┌──
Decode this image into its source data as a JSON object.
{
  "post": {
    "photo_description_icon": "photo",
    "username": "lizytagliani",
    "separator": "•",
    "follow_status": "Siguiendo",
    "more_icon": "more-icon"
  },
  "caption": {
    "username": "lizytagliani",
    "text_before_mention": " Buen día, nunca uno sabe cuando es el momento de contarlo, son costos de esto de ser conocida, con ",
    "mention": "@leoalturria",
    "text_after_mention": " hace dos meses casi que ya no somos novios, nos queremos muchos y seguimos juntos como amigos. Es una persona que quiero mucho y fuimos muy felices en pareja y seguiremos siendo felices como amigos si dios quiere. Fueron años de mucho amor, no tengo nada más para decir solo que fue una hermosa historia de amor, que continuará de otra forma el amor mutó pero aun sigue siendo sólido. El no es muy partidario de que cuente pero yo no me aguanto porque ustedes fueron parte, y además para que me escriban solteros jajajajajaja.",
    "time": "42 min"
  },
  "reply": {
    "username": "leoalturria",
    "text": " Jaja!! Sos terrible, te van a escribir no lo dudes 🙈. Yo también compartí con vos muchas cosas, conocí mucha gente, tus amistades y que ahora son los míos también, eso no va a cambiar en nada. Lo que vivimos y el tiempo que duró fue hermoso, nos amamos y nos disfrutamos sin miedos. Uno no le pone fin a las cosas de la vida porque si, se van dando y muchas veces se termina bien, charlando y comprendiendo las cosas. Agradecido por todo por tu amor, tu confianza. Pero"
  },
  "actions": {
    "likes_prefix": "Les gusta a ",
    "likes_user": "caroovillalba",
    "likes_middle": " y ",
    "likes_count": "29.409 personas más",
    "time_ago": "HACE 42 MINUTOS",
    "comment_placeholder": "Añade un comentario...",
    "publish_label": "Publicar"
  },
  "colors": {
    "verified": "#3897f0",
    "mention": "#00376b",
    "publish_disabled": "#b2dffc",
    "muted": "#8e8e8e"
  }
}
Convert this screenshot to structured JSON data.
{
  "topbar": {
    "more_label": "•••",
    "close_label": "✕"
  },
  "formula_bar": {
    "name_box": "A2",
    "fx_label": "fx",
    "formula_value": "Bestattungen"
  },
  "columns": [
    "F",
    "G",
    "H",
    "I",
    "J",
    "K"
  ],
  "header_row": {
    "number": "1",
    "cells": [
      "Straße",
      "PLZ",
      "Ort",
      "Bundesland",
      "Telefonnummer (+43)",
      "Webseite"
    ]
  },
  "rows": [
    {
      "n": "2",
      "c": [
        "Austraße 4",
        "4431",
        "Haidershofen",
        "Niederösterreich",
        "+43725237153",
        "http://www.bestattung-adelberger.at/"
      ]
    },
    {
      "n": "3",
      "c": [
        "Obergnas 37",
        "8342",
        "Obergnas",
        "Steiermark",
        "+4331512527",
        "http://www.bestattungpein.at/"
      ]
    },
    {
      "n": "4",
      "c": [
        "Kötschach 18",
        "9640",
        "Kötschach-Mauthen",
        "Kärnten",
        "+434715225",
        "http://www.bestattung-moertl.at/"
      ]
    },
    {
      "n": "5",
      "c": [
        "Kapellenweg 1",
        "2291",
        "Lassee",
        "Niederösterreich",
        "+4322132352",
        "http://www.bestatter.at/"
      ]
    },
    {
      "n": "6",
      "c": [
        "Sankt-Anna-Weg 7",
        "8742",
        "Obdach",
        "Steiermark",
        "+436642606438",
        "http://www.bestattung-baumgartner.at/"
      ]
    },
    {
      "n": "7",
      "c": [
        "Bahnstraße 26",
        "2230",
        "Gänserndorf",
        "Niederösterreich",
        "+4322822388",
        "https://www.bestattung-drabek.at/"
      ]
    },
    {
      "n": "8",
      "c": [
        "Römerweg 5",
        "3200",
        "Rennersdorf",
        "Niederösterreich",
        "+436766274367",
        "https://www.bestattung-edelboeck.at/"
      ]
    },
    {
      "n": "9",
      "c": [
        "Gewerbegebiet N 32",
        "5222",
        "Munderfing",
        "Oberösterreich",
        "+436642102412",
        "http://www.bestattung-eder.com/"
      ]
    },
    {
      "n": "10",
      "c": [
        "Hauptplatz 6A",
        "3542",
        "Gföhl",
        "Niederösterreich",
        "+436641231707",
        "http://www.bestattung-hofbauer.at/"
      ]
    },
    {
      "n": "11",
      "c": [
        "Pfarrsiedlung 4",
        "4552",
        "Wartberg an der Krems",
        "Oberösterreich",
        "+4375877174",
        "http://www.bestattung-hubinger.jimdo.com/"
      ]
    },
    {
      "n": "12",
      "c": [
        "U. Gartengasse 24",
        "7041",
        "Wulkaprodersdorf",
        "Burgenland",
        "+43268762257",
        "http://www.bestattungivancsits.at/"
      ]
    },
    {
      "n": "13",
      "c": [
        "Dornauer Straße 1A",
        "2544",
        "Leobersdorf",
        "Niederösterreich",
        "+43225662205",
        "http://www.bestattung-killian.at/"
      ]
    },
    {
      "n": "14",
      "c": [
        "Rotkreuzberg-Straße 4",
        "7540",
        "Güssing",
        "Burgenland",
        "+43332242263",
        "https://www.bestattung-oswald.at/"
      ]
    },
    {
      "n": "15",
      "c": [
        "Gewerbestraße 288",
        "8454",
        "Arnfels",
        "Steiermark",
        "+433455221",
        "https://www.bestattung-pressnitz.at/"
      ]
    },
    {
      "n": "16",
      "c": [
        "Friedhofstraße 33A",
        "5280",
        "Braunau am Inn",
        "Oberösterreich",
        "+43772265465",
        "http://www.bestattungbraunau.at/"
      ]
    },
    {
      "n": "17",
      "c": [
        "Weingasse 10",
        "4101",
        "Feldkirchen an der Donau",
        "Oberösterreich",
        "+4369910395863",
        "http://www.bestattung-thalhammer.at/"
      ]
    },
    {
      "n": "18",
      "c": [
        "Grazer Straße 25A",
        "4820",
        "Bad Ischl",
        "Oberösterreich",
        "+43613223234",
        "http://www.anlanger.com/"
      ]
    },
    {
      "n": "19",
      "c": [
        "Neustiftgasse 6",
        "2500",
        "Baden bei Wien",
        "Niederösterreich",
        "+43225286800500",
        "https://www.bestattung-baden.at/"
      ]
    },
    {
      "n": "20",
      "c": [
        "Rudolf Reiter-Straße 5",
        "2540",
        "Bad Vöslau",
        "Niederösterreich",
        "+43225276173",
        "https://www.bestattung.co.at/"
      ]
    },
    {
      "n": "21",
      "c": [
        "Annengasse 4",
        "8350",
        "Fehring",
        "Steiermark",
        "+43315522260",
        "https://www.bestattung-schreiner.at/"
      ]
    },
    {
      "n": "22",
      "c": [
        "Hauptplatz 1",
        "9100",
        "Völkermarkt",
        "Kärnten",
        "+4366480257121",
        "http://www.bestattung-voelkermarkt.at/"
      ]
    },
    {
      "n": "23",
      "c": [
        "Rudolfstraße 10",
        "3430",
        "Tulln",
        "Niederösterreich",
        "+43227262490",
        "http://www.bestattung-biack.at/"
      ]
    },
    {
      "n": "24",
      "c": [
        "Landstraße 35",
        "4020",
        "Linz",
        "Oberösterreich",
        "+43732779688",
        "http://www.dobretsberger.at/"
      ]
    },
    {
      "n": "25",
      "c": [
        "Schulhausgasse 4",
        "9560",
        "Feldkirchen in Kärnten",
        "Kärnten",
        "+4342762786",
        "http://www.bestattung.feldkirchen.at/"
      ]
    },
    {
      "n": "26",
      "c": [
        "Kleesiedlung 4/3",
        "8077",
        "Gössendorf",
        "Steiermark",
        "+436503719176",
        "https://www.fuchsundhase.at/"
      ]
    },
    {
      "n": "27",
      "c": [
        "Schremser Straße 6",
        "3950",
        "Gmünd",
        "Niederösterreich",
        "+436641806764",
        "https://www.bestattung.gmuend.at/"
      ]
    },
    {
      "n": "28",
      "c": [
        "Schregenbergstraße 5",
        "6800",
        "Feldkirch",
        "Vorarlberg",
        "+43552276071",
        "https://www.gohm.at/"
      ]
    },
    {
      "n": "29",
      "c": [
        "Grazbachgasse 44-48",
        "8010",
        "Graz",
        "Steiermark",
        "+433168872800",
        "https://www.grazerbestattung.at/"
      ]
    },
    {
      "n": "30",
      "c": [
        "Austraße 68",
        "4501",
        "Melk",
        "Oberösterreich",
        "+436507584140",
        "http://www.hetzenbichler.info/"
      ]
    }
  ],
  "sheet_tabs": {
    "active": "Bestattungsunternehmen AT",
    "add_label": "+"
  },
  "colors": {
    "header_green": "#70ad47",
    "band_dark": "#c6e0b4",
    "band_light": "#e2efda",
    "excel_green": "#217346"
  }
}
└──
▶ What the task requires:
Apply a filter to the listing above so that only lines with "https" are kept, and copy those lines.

▶ Solution for this exercise:
        "https://www.bestattung-drabek.at/"
        "https://www.bestattung-edelboeck.at/"
        "https://www.bestattung-oswald.at/"
        "https://www.bestattung-pressnitz.at/"
        "https://www.bestattung-baden.at/"
        "https://www.bestattung.co.at/"
        "https://www.bestattung-schreiner.at/"
        "https://www.fuchsundhase.at/"
        "https://www.bestattung.gmuend.at/"
        "https://www.gohm.at/"
        "https://www.grazerbestattung.at/"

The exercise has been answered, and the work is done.